Voters’ motivations are often complicated and personal, so it tends to be anyone’s guess as to what exactly propels one candidate over another in a given election.
Former state Sen. Ray Peterson, R-Cowley — who just wrapped up 13 years of service in the Wyoming Legislature — has apparently been spending a lot of time on the subject, theorizing about what led to his loss in August’s Republican primary.
In a kind of exit interview with the Lovell Chronicle, published last week, Peterson spoke at length about the factors that he believes caused his downfall:
• He describes being “thrown to the wolves” by Senate leaders, who asked him to sponsor a bill — Senate File 117 — that would have cut millions of dollars from K-12 schools; Peterson thinks local voters, and educators in particular, made up their minds against him after he took up the bill and wouldn’t listen to his attempts to explain his intentions.
• He believes the Wyoming Education Association — which he says doesn’t “do anything except fight for teacher salary increases” and should be scrapped — influenced educators and voters against him.
• The Senate veteran also contends that he failed to explain to voters just how important it is to have a lawmaker in Cheyenne with seniority.
Giving up on someone who’s closing in on a leadership position is “kind of like starting a chess game with your opponent reaching over before you start and taking your queen and replacing it with a pawn and saying now let’s go,” Peterson told the Chronicle. “That’s what happened.”
Peterson is probably right that all of those things played some role in his loss. However, we believe he’s missing much of the big picture — including the significance of Park County voters declining to send him back to the Senate.
In interviews, Peterson has remained focused on Big Horn County residents: Had they just backed his candidacy, he seems to suggest, the county could have had its first Senate president within the next couple of years.
However, Big Horn County voters did support him — Peterson took nearly 60 percent of the vote there.
His real problem is that he failed to get even a third of the vote (collecting just 32.7 percent) over here in Park County, in and around Powell.
While Peterson has made much of the education association’s lobbying and objections to his stance on education funding, we suspect a bigger issue was that he, as Powell’s senator, was not a frequent presence in this part of his district; the Park County side of Senate District 19 (which makes up roughly half of the district) didn’t seem to be a priority for Peterson. We hope his replacement, Sen. R.J. Kost of Powell, maintains strong connections with both the Powell area and northern Big Horn County.

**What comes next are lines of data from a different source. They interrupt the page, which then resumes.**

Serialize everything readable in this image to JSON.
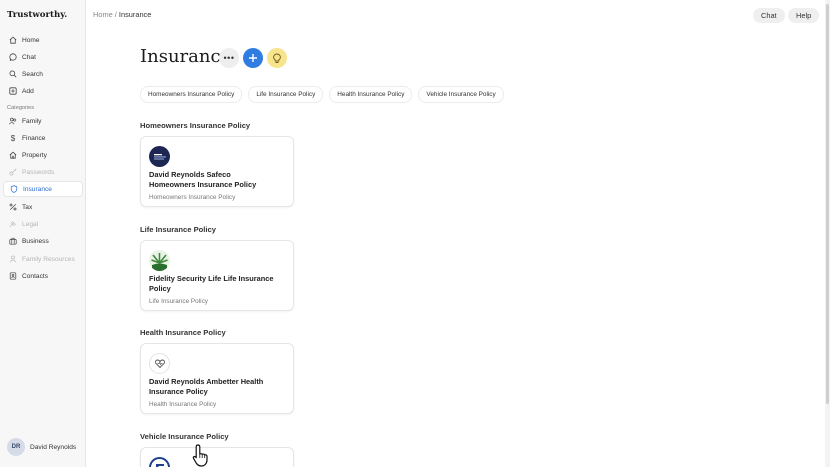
{
  "app": {
    "logo": "Trustworthy."
  },
  "breadcrumb": {
    "home": "Home",
    "sep": "/",
    "current": "Insurance"
  },
  "header": {
    "chat_label": "Chat",
    "help_label": "Help"
  },
  "sidebar": {
    "items": [
      {
        "label": "Home",
        "icon": "home-icon"
      },
      {
        "label": "Chat",
        "icon": "chat-icon"
      },
      {
        "label": "Search",
        "icon": "search-icon"
      },
      {
        "label": "Add",
        "icon": "add-icon"
      }
    ],
    "categories_label": "Categories",
    "categories": [
      {
        "label": "Family",
        "icon": "family-icon",
        "state": "normal"
      },
      {
        "label": "Finance",
        "icon": "dollar-icon",
        "state": "normal"
      },
      {
        "label": "Property",
        "icon": "property-icon",
        "state": "normal"
      },
      {
        "label": "Passwords",
        "icon": "key-icon",
        "state": "disabled"
      },
      {
        "label": "Insurance",
        "icon": "shield-icon",
        "state": "active"
      },
      {
        "label": "Tax",
        "icon": "percent-icon",
        "state": "normal"
      },
      {
        "label": "Legal",
        "icon": "gavel-icon",
        "state": "disabled"
      },
      {
        "label": "Business",
        "icon": "briefcase-icon",
        "state": "normal"
      },
      {
        "label": "Family Resources",
        "icon": "people-icon",
        "state": "disabled"
      },
      {
        "label": "Contacts",
        "icon": "contacts-icon",
        "state": "normal"
      }
    ]
  },
  "user": {
    "initials": "DR",
    "name": "David Reynolds"
  },
  "page": {
    "title": "Insurance"
  },
  "tabs": [
    "Homeowners Insurance Policy",
    "Life Insurance Policy",
    "Health Insurance Policy",
    "Vehicle Insurance Policy"
  ],
  "sections": [
    {
      "title": "Homeowners Insurance Policy",
      "card_title": "David Reynolds Safeco Homeowners Insurance Policy",
      "card_sub": "Homeowners Insurance Policy"
    },
    {
      "title": "Life Insurance Policy",
      "card_title": "Fidelity Security Life Life Insurance Policy",
      "card_sub": "Life Insurance Policy"
    },
    {
      "title": "Health Insurance Policy",
      "card_title": "David Reynolds Ambetter Health Insurance Policy",
      "card_sub": "Health Insurance Policy"
    },
    {
      "title": "Vehicle Insurance Policy",
      "card_title": "",
      "card_sub": ""
    }
  ],
  "colors": {
    "accent_blue": "#2f7de1",
    "bulb_yellow": "#f7e48c",
    "active_text": "#2a6bd6"
  }
}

That, of course, brings us to the primary problem with Sen. Peterson’s post-election autopsy: While the results can be framed as a loss for the veteran lawmaker, it’s more accurate to describe them as a victory for Kost.
We reject the idea that this was a race where voters turned out to cast their ballots against either candidate. Both Peterson and Kost are respected, dedicated public servants and advocates for our communities. The overwhelming majority of local voters surely knew they were picking between two good people.
In our minds, that Kost won out had little to do with SF117 and more to do with the trust he’s earned as a teacher, school administrator, hospital board trustee and community member — people in the Powell area know and respect him.
That’s why it’s been frustrating to see Peterson growing more and more strident and negative about the election in the months since the primary. He should instead be reflecting, with pride, on his commendable and extensive record of service.
We wrote in this space in August that it was refreshing to see Peterson and Kost speak highly of one another following the primary. We certainly appreciate them both — we’re looking forward to Kost’s service over the next four years while feeling thankful for the hard work and good ideas that Peterson gave over the past 13.
When anyone rehashes last year’s elections, we hope that’s their lasting takeaway.
Editor's note: This version correct the number of the Senate district.